In the 1938 NFL Draft, Mayberry was taken with the 61st overall pick, the first of the eighth round, by the Cleveland Rams. He said he would play professional football if the Rams made him an offer he considered "worthwhile."[18] "If the offer is right I will sign to play pro football next year." said Mayberry."[18]

World War II

He enlisted in World War 2 at Atlanta on May 23, 1941 in the U. S. Naval Reserve and was assigned to flight training. He transferred to Pensacola as an aviation cadet near the end of '41, and joined the Marine Corps reserve as a fighter pilot on July 2, 1942 and was later sent to San Francisco and from there to the Pacific Theater.[6] He fought with the VMF-123.[19] Mayberry was credited with downing three enemy Japanese planes in battle over Vella Lavella Island.[9][20][21] Some sources also say it was four, with a fifth as probable.[22]


After his plane was shot down, he died in a Japanese POW camp at Rabaul in New Britain of Papau New Guinea some time after September 6, 1943.[7][23] He last radioed as headed for a stretch of water between two Solomon islands,[9] and was shot down on August 30 near Bougainville Island.[19] Japanese records say he died in an Allied air raid on March 5, 1944, but some other records suggest he was executed by the Japanese at an earlier date.[6]
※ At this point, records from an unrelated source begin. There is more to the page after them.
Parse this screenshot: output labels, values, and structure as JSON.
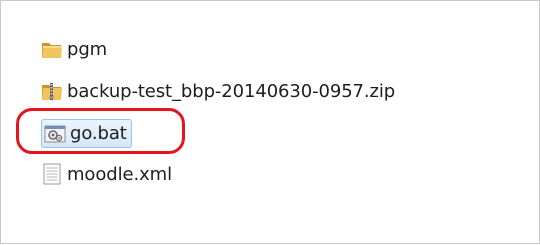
{
  "files": [
    {
      "name": "pgm",
      "icon": "folder-icon",
      "selected": false
    },
    {
      "name": "backup-test_bbp-20140630-0957.zip",
      "icon": "zip-folder-icon",
      "selected": false
    },
    {
      "name": "go.bat",
      "icon": "batch-file-icon",
      "selected": true
    },
    {
      "name": "moodle.xml",
      "icon": "text-file-icon",
      "selected": false
    }
  ],
  "colors": {
    "highlight_ring": "#e8141c",
    "selection_fill": "#d4e8f9",
    "selection_border": "#98c2e6",
    "folder": "#e8b84a"
  }
}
  1. ^ "All-American Team Selected". Washington C. H. Record-Herald. December 4, 1937. p. 9. Retrieved May 28, 2015 – via  open access publication - free to read
  2. ^ John Wilds (September 14, 1937). "Josh Cody Builds For Next Season". The Evening Independent. 
  3. ^ Buddy Martin. The Boys from Old Florida:Inside Gator Nation. p. 23. 
  4. ^ Jim Folsom (August 5, 2014). "Athletes Who Played Their Part in WWII". 
  5. ^ Bernard Kahn. "U. of Florida Alumni Create W. Mayberry Scholarship". Daytona Beach Morning Journal. 
  6. ^ a b c Joe Williams. "Marine Corps League hosts 'Fallen Heroes' author". 
  7. ^ a b c "Norm Carlson Looks Back". 
  8. ^ Ernie Couch. SEC Football Trivia. p. 51. 
  9. ^ a b c High Scorer Missing. Sigma Phi Epsilon Journal. February 1944. pp. 146–147. 
  10. ^ a b c d 2014 Florida Football Media Guide, University Athletic Association, Gainesville, Florida, pp. 87, 103, 106, 115, 158, 180 (2014). Retrieved May 28, 2015.
  11. ^ Henry McLemore (October 19, 1937). "Southern Football Notes By Scout Henry McLemore of UP". Dunkirk Evening Observer. p. 15. Retrieved May 28, 2015 – via  open access publication - free to read
  12. ^ Maxwell Stiles (February 1938). "The 1937 All-Sig Ep Football Team". Sigma Phi Epsilon Journal: 192–195. 
  13. ^ Eddie Brietz (October 22, 1937). "Birdseye View of Sports Events". Kingston Daily Freeman. p. 18. Retrieved May 28, 2015 – via  open access publication - free to read
  14. ^ Frank S. Wright (October 19, 1937). "Writers, Coaches Praise Mayberry, Gator Captain, As All-American Material". Sarasota Herald-Tribune. 
  15. ^ "Versatility, Great Power Represented". The Monroe News-Star. December 3, 1937. p. 10. Retrieved May 26, 2015 – via  open access publication - free to read
  16. ^ Marty Cohen (1995). Gator Tales. p. 31. 
  17. ^ "Florida Beaten By Temple Club On Extra Point". The Evening News. October 9, 1937. p. 13. Retrieved May 29, 2015 – via  open access publication - free to read
  18. ^ a b "Tiger Mayberry May Play With Cleveland Rams". Sarasota Herald-Tribune. December 11, 1937. 
  19. ^ a b Bruce Gamble (2013). Target: Rabaul: The Allied Siege of Japan's Most Infamous Stronghold. pp. 421–422. 
  20. ^ "Walter Mayberry of Football Fame Listed As Missing". Sarasota Herald-Tribune. September 7, 1943. 
  21. ^ "Walt Mayberry, Ex-Gator Grid Star Missing". St. Petersburg Times. September 10, 1943. 
  22. ^ "Ex-Gridster Missing". Marine Corps Chevron 3 (39). September 30, 1944. 
  23. ^ Robbie Andreu. "No. 39 Walter Mayberry".